##### GIVEN RECORDS
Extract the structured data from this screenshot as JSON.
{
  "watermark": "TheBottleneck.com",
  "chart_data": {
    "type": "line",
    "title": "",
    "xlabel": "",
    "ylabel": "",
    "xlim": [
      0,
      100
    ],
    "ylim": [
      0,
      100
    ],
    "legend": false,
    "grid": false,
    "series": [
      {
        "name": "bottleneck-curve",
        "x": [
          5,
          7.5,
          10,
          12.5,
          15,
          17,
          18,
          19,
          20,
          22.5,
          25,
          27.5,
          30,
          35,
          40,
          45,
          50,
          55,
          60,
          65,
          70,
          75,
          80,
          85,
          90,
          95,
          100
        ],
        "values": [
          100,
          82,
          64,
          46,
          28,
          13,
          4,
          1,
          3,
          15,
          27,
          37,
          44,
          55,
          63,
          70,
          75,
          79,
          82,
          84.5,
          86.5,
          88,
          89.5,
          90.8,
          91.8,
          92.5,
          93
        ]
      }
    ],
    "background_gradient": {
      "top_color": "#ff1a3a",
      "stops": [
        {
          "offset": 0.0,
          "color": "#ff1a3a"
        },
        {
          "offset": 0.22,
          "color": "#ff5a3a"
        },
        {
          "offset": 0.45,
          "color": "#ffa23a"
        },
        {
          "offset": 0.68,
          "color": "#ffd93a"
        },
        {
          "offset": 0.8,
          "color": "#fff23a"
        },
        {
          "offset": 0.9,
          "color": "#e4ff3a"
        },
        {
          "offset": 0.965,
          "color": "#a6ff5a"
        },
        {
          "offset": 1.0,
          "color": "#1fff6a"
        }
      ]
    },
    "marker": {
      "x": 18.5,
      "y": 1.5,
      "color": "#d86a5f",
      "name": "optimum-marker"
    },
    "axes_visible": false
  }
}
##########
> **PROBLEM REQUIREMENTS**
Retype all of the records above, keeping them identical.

> **SOLUTION FOR THIS EXERCISE**
Extract the structured data from this screenshot as JSON.
{
  "watermark": "TheBottleneck.com",
  "chart_data": {
    "type": "line",
    "title": "",
    "xlabel": "",
    "ylabel": "",
    "xlim": [
      0,
      100
    ],
    "ylim": [
      0,
      100
    ],
    "legend": false,
    "grid": false,
    "series": [
      {
        "name": "bottleneck-curve",
        "x": [
          5,
          7.5,
          10,
          12.5,
          15,
          17,
          18,
          19,
          20,
          22.5,
          25,
          27.5,
          30,
          35,
          40,
          45,
          50,
          55,
          60,
          65,
          70,
          75,
          80,
          85,
          90,
          95,
          100
        ],
        "values": [
          100,
          82,
          64,
          46,
          28,
          13,
          4,
          1,
          3,
          15,
          27,
          37,
          44,
          55,
          63,
          70,
          75,
          79,
          82,
          84.5,
          86.5,
          88,
          89.5,
          90.8,
          91.8,
          92.5,
          93
        ]
      }
    ],
    "background_gradient": {
      "top_color": "#ff1a3a",
      "stops": [
        {
          "offset": 0.0,
          "color": "#ff1a3a"
        },
        {
          "offset": 0.22,
          "color": "#ff5a3a"
        },
        {
          "offset": 0.45,
          "color": "#ffa23a"
        },
        {
          "offset": 0.68,
          "color": "#ffd93a"
        },
        {
          "offset": 0.8,
          "color": "#fff23a"
        },
        {
          "offset": 0.9,
          "color": "#e4ff3a"
        },
        {
          "offset": 0.965,
          "color": "#a6ff5a"
        },
        {
          "offset": 1.0,
          "color": "#1fff6a"
        }
      ]
    },
    "marker": {
      "x": 18.5,
      "y": 1.5,
      "color": "#d86a5f",
      "name": "optimum-marker"
    },
    "axes_visible": false
  }
}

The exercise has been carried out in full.